[YOUR OBJECTIVE]
Repeat the entries exactly as they are written.

[DATA FOR ANALYSIS]
"""
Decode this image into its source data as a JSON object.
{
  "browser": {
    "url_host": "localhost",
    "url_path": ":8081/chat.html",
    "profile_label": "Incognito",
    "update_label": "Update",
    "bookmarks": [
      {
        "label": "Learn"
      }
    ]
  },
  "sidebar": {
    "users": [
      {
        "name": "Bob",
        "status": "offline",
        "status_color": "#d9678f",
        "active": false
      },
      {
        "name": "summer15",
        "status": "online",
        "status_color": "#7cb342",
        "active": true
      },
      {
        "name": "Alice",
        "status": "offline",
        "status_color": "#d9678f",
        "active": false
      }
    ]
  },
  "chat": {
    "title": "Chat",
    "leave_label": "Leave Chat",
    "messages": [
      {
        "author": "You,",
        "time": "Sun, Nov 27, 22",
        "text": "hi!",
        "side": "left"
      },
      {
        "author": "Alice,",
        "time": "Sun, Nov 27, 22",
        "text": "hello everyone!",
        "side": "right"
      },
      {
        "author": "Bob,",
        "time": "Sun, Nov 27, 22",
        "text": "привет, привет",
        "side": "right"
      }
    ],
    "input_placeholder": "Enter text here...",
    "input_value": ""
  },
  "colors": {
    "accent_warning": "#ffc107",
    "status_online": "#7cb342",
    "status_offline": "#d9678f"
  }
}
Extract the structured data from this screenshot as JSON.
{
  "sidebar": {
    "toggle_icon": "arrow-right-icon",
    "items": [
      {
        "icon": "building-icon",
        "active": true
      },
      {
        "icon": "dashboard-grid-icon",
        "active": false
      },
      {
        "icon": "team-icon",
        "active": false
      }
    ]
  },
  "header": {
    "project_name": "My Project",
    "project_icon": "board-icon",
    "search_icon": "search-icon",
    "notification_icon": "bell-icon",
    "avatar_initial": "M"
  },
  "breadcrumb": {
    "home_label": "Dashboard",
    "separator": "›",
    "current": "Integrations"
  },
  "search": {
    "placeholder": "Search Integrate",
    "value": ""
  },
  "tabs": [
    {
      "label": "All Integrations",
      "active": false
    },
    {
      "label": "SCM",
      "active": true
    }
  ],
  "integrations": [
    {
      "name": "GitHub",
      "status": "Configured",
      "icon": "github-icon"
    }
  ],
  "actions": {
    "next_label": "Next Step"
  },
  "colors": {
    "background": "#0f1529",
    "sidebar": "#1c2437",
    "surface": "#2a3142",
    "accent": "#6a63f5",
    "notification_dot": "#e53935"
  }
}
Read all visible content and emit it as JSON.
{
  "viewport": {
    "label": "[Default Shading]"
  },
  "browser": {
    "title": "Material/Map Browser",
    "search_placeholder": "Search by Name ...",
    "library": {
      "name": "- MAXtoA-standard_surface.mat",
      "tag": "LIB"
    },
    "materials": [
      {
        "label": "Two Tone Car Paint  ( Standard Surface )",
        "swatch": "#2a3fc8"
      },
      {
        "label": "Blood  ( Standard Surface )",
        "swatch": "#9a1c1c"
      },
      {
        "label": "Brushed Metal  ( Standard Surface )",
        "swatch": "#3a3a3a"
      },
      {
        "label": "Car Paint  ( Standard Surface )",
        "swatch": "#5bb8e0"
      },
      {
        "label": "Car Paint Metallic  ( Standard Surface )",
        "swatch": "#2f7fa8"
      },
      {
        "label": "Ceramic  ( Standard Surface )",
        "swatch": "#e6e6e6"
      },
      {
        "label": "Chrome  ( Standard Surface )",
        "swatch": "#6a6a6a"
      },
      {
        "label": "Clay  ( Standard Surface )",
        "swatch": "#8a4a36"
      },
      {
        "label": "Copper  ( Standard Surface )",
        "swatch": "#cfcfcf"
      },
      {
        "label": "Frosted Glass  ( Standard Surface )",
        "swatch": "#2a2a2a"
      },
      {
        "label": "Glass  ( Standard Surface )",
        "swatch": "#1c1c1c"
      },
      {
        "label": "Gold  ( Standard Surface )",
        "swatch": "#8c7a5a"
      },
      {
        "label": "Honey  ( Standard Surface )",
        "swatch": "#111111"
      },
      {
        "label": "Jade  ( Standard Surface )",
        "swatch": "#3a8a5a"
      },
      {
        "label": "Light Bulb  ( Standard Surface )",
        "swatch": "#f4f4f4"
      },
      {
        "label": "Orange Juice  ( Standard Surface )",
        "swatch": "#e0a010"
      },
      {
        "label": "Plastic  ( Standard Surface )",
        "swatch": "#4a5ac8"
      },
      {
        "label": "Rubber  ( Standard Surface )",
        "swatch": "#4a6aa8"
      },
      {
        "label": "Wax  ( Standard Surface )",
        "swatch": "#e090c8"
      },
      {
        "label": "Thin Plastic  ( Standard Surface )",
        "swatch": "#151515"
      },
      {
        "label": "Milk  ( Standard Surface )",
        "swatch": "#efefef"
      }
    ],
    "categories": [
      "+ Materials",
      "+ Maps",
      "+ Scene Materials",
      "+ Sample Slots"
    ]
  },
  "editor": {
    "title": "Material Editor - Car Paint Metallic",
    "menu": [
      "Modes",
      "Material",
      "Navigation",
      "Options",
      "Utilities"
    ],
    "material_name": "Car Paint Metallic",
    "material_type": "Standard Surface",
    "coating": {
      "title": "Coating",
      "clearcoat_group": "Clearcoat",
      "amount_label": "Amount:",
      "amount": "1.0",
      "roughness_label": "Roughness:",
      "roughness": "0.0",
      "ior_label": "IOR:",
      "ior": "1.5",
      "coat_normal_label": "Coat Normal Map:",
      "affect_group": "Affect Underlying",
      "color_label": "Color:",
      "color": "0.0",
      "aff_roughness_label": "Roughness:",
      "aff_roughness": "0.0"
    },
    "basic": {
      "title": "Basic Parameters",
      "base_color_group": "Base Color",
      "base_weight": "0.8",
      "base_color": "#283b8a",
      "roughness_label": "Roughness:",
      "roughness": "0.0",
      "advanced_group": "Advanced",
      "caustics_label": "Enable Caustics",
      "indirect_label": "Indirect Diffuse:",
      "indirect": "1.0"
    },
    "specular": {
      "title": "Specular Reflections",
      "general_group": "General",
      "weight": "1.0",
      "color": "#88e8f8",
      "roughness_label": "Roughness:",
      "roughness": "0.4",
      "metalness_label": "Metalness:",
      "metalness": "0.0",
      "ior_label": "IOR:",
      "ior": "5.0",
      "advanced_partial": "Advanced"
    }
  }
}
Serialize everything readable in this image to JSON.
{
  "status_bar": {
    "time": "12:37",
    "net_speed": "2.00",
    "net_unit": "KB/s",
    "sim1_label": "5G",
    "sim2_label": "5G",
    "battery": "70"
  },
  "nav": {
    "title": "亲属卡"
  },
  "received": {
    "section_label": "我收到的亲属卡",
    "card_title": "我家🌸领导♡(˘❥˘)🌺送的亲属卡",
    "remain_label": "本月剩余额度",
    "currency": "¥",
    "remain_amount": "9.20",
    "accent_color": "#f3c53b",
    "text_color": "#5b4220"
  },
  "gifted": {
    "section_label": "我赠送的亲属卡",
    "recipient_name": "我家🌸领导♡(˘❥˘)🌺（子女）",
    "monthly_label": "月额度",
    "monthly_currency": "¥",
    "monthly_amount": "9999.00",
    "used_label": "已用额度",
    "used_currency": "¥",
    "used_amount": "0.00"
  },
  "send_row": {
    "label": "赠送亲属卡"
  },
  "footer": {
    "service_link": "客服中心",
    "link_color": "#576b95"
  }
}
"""
[RESPONSE AREA]
Decode this image into its source data as a JSON object.
{
  "browser": {
    "url_host": "localhost",
    "url_path": ":8081/chat.html",
    "profile_label": "Incognito",
    "update_label": "Update",
    "bookmarks": [
      {
        "label": "Learn"
      }
    ]
  },
  "sidebar": {
    "users": [
      {
        "name": "Bob",
        "status": "offline",
        "status_color": "#d9678f",
        "active": false
      },
      {
        "name": "summer15",
        "status": "online",
        "status_color": "#7cb342",
        "active": true
      },
      {
        "name": "Alice",
        "status": "offline",
        "status_color": "#d9678f",
        "active": false
      }
    ]
  },
  "chat": {
    "title": "Chat",
    "leave_label": "Leave Chat",
    "messages": [
      {
        "author": "You,",
        "time": "Sun, Nov 27, 22",
        "text": "hi!",
        "side": "left"
      },
      {
        "author": "Alice,",
        "time": "Sun, Nov 27, 22",
        "text": "hello everyone!",
        "side": "right"
      },
      {
        "author": "Bob,",
        "time": "Sun, Nov 27, 22",
        "text": "привет, привет",
        "side": "right"
      }
    ],
    "input_placeholder": "Enter text here...",
    "input_value": ""
  },
  "colors": {
    "accent_warning": "#ffc107",
    "status_online": "#7cb342",
    "status_offline": "#d9678f"
  }
}
Extract the structured data from this screenshot as JSON.
{
  "sidebar": {
    "toggle_icon": "arrow-right-icon",
    "items": [
      {
        "icon": "building-icon",
        "active": true
      },
      {
        "icon": "dashboard-grid-icon",
        "active": false
      },
      {
        "icon": "team-icon",
        "active": false
      }
    ]
  },
  "header": {
    "project_name": "My Project",
    "project_icon": "board-icon",
    "search_icon": "search-icon",
    "notification_icon": "bell-icon",
    "avatar_initial": "M"
  },
  "breadcrumb": {
    "home_label": "Dashboard",
    "separator": "›",
    "current": "Integrations"
  },
  "search": {
    "placeholder": "Search Integrate",
    "value": ""
  },
  "tabs": [
    {
      "label": "All Integrations",
      "active": false
    },
    {
      "label": "SCM",
      "active": true
    }
  ],
  "integrations": [
    {
      "name": "GitHub",
      "status": "Configured",
      "icon": "github-icon"
    }
  ],
  "actions": {
    "next_label": "Next Step"
  },
  "colors": {
    "background": "#0f1529",
    "sidebar": "#1c2437",
    "surface": "#2a3142",
    "accent": "#6a63f5",
    "notification_dot": "#e53935"
  }
}
Read all visible content and emit it as JSON.
{
  "viewport": {
    "label": "[Default Shading]"
  },
  "browser": {
    "title": "Material/Map Browser",
    "search_placeholder": "Search by Name ...",
    "library": {
      "name": "- MAXtoA-standard_surface.mat",
      "tag": "LIB"
    },
    "materials": [
      {
        "label": "Two Tone Car Paint  ( Standard Surface )",
        "swatch": "#2a3fc8"
      },
      {
        "label": "Blood  ( Standard Surface )",
        "swatch": "#9a1c1c"
      },
      {
        "label": "Brushed Metal  ( Standard Surface )",
        "swatch": "#3a3a3a"
      },
      {
        "label": "Car Paint  ( Standard Surface )",
        "swatch": "#5bb8e0"
      },
      {
        "label": "Car Paint Metallic  ( Standard Surface )",
        "swatch": "#2f7fa8"
      },
      {
        "label": "Ceramic  ( Standard Surface )",
        "swatch": "#e6e6e6"
      },
      {
        "label": "Chrome  ( Standard Surface )",
        "swatch": "#6a6a6a"
      },
      {
        "label": "Clay  ( Standard Surface )",
        "swatch": "#8a4a36"
      },
      {
        "label": "Copper  ( Standard Surface )",
        "swatch": "#cfcfcf"
      },
      {
        "label": "Frosted Glass  ( Standard Surface )",
        "swatch": "#2a2a2a"
      },
      {
        "label": "Glass  ( Standard Surface )",
        "swatch": "#1c1c1c"
      },
      {
        "label": "Gold  ( Standard Surface )",
        "swatch": "#8c7a5a"
      },
      {
        "label": "Honey  ( Standard Surface )",
        "swatch": "#111111"
      },
      {
        "label": "Jade  ( Standard Surface )",
        "swatch": "#3a8a5a"
      },
      {
        "label": "Light Bulb  ( Standard Surface )",
        "swatch": "#f4f4f4"
      },
      {
        "label": "Orange Juice  ( Standard Surface )",
        "swatch": "#e0a010"
      },
      {
        "label": "Plastic  ( Standard Surface )",
        "swatch": "#4a5ac8"
      },
      {
        "label": "Rubber  ( Standard Surface )",
        "swatch": "#4a6aa8"
      },
      {
        "label": "Wax  ( Standard Surface )",
        "swatch": "#e090c8"
      },
      {
        "label": "Thin Plastic  ( Standard Surface )",
        "swatch": "#151515"
      },
      {
        "label": "Milk  ( Standard Surface )",
        "swatch": "#efefef"
      }
    ],
    "categories": [
      "+ Materials",
      "+ Maps",
      "+ Scene Materials",
      "+ Sample Slots"
    ]
  },
  "editor": {
    "title": "Material Editor - Car Paint Metallic",
    "menu": [
      "Modes",
      "Material",
      "Navigation",
      "Options",
      "Utilities"
    ],
    "material_name": "Car Paint Metallic",
    "material_type": "Standard Surface",
    "coating": {
      "title": "Coating",
      "clearcoat_group": "Clearcoat",
      "amount_label": "Amount:",
      "amount": "1.0",
      "roughness_label": "Roughness:",
      "roughness": "0.0",
      "ior_label": "IOR:",
      "ior": "1.5",
      "coat_normal_label": "Coat Normal Map:",
      "affect_group": "Affect Underlying",
      "color_label": "Color:",
      "color": "0.0",
      "aff_roughness_label": "Roughness:",
      "aff_roughness": "0.0"
    },
    "basic": {
      "title": "Basic Parameters",
      "base_color_group": "Base Color",
      "base_weight": "0.8",
      "base_color": "#283b8a",
      "roughness_label": "Roughness:",
      "roughness": "0.0",
      "advanced_group": "Advanced",
      "caustics_label": "Enable Caustics",
      "indirect_label": "Indirect Diffuse:",
      "indirect": "1.0"
    },
    "specular": {
      "title": "Specular Reflections",
      "general_group": "General",
      "weight": "1.0",
      "color": "#88e8f8",
      "roughness_label": "Roughness:",
      "roughness": "0.4",
      "metalness_label": "Metalness:",
      "metalness": "0.0",
      "ior_label": "IOR:",
      "ior": "5.0",
      "advanced_partial": "Advanced"
    }
  }
}
Serialize everything readable in this image to JSON.
{
  "status_bar": {
    "time": "12:37",
    "net_speed": "2.00",
    "net_unit": "KB/s",
    "sim1_label": "5G",
    "sim2_label": "5G",
    "battery": "70"
  },
  "nav": {
    "title": "亲属卡"
  },
  "received": {
    "section_label": "我收到的亲属卡",
    "card_title": "我家🌸领导♡(˘❥˘)🌺送的亲属卡",
    "remain_label": "本月剩余额度",
    "currency": "¥",
    "remain_amount": "9.20",
    "accent_color": "#f3c53b",
    "text_color": "#5b4220"
  },
  "gifted": {
    "section_label": "我赠送的亲属卡",
    "recipient_name": "我家🌸领导♡(˘❥˘)🌺（子女）",
    "monthly_label": "月额度",
    "monthly_currency": "¥",
    "monthly_amount": "9999.00",
    "used_label": "已用额度",
    "used_currency": "¥",
    "used_amount": "0.00"
  },
  "send_row": {
    "label": "赠送亲属卡"
  },
  "footer": {
    "service_link": "客服中心",
    "link_color": "#576b95"
  }
}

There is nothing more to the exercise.